Copy each line below in which the word "DSCOVR" occurs.

__Materials provided__.
*-*-*

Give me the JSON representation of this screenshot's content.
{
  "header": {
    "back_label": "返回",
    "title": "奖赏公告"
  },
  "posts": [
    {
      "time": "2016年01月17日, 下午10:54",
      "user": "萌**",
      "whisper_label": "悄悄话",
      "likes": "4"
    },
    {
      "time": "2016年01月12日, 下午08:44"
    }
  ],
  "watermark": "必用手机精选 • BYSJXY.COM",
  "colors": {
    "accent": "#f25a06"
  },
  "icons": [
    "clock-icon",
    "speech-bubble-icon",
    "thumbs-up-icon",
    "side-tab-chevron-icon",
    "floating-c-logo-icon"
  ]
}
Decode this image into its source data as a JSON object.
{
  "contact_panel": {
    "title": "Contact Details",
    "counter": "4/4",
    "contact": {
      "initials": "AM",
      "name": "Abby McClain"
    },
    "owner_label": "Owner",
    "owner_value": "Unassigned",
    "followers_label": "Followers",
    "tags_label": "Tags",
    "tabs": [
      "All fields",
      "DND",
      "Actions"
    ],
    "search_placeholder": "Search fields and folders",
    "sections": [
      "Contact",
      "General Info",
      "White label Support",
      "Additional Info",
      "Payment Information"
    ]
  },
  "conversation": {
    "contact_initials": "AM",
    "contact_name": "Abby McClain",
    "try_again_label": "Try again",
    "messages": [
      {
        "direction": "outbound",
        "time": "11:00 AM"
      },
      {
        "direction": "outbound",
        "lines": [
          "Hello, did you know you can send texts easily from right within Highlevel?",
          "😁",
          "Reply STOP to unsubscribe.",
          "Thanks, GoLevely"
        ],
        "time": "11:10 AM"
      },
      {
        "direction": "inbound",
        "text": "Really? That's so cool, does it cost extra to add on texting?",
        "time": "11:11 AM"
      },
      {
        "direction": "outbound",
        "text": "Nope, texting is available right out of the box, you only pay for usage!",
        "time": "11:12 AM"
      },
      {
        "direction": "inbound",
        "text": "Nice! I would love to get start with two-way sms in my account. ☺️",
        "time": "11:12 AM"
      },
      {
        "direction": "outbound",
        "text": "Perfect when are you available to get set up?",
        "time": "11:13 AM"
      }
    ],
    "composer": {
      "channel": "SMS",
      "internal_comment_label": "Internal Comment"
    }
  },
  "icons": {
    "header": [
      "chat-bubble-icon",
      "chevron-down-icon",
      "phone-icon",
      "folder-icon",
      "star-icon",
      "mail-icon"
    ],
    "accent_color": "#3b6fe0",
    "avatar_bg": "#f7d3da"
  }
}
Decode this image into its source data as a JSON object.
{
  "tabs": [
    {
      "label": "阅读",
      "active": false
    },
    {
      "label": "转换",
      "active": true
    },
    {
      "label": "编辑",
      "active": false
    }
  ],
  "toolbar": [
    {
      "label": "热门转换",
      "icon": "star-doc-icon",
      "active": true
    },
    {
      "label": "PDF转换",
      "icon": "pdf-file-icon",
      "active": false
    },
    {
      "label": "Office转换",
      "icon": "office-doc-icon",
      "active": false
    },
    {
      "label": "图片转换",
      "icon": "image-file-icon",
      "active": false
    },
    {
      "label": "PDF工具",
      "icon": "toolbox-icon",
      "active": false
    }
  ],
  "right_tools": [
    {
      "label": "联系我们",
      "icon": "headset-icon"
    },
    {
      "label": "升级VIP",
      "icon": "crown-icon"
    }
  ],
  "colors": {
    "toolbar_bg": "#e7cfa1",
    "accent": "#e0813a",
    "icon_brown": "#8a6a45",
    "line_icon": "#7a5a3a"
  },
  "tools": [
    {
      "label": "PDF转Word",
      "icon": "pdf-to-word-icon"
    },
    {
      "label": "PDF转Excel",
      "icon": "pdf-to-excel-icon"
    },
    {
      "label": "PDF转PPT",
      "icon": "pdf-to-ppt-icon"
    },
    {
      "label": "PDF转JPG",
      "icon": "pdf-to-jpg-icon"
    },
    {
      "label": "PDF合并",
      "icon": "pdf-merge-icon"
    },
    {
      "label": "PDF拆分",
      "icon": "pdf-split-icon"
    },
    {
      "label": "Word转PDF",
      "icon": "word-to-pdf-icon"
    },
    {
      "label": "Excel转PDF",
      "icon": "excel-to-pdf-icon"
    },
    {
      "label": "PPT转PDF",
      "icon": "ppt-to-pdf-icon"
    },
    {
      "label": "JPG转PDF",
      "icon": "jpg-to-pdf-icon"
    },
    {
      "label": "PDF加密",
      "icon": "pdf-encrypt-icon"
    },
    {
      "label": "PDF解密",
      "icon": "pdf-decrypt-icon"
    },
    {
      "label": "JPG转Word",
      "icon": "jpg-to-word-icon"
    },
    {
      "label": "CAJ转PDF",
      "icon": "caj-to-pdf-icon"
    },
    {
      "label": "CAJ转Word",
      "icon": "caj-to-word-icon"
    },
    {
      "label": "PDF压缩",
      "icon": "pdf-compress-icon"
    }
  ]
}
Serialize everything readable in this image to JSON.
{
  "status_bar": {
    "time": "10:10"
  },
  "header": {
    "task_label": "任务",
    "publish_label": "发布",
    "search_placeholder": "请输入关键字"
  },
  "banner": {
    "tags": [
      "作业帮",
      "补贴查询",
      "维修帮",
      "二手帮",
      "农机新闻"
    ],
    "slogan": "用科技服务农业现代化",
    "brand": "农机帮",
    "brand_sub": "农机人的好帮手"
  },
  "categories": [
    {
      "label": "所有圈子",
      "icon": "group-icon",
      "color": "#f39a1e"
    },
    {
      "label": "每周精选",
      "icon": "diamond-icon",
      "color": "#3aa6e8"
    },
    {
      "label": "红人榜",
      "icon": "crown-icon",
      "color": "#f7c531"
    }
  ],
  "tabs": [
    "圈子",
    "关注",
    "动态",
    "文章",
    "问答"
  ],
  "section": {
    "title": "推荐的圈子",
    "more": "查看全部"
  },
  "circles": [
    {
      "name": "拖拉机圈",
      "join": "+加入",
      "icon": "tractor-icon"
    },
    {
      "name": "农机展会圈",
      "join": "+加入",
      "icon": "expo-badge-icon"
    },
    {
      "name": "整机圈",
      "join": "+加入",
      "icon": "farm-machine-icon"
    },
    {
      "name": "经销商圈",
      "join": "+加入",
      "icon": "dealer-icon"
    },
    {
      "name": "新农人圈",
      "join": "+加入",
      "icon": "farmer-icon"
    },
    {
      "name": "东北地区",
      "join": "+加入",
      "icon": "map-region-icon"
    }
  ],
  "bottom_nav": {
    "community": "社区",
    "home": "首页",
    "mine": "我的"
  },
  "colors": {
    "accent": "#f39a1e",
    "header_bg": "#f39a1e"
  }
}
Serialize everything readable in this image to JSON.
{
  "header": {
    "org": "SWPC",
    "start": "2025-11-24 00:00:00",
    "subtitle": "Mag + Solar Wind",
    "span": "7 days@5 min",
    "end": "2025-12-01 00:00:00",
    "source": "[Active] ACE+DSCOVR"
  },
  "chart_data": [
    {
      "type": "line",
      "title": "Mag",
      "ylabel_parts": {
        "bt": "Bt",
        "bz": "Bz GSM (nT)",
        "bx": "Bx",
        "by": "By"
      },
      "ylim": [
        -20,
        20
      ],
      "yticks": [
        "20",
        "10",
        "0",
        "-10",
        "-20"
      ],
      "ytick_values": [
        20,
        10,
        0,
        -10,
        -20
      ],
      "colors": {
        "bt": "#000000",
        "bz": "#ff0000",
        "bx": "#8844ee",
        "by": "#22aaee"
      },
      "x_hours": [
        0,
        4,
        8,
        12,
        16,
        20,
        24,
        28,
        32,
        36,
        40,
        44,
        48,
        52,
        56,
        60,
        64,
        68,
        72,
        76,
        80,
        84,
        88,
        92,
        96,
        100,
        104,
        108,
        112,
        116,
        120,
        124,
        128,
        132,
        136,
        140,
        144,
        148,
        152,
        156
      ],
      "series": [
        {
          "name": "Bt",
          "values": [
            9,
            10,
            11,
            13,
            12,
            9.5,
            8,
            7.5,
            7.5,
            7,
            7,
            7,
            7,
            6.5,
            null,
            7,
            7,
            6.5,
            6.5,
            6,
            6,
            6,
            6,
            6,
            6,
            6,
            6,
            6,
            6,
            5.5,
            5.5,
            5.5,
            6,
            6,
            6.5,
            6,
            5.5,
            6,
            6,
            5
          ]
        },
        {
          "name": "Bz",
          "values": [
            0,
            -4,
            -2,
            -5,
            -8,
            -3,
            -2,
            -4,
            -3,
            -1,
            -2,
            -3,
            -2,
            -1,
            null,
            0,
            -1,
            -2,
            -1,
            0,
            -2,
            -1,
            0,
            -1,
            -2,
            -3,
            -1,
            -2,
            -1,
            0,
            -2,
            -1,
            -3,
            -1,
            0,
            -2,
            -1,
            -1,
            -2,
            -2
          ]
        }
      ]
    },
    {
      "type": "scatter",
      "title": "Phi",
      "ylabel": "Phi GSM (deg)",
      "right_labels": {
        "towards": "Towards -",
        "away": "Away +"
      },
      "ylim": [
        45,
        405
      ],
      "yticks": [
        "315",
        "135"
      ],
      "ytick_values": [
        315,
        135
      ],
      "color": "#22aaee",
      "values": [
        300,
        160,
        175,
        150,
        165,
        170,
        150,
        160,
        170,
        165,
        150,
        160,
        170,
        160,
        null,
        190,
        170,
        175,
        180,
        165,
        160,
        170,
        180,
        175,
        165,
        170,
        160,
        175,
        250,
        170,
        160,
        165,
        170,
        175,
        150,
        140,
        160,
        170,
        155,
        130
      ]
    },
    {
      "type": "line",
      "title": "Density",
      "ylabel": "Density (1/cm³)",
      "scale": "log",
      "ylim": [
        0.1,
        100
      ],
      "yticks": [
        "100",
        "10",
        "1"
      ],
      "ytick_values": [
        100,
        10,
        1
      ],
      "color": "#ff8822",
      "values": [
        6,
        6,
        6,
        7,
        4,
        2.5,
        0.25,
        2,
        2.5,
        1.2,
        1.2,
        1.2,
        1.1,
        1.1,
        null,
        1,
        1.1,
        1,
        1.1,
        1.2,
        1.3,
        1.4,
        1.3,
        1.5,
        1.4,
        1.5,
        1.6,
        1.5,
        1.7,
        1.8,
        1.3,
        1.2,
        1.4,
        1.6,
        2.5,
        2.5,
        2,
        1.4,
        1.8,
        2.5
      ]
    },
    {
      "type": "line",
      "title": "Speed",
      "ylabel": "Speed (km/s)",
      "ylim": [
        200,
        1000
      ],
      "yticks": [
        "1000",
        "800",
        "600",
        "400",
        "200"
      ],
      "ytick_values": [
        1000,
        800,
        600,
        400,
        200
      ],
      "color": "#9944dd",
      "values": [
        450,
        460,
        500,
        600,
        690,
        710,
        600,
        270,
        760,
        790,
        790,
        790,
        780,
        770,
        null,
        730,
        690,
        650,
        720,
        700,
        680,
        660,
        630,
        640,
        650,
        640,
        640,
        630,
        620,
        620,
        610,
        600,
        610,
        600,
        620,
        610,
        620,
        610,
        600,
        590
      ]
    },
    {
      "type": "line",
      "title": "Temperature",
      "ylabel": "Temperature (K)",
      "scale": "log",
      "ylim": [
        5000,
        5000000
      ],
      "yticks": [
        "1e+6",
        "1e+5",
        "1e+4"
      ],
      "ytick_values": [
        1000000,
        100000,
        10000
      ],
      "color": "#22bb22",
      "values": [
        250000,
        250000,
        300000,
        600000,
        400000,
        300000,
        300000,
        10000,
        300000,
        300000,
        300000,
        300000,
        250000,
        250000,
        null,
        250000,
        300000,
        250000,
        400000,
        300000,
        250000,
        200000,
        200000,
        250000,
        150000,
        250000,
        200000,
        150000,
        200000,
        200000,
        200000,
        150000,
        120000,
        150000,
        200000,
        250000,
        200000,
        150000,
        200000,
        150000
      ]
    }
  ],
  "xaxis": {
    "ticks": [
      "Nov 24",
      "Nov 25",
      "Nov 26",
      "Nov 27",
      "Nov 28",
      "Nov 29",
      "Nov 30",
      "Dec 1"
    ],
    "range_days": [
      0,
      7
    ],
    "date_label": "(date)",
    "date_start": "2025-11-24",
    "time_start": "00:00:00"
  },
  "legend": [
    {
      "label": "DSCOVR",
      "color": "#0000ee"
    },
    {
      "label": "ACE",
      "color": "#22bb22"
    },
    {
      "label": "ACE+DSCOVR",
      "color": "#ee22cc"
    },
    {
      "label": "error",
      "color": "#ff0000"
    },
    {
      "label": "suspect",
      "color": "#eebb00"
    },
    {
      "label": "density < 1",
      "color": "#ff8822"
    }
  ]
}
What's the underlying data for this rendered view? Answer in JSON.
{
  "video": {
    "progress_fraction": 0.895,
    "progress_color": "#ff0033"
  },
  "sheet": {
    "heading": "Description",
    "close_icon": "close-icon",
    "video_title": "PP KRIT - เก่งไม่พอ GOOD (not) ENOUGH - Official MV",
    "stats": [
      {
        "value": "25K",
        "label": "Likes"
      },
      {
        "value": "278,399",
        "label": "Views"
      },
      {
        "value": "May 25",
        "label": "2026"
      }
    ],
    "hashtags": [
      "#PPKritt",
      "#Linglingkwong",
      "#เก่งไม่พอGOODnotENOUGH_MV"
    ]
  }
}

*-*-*

__Exercise result__.
    "source": "[Active] ACE+DSCOVR"
      "label": "DSCOVR",
      "label": "ACE+DSCOVR",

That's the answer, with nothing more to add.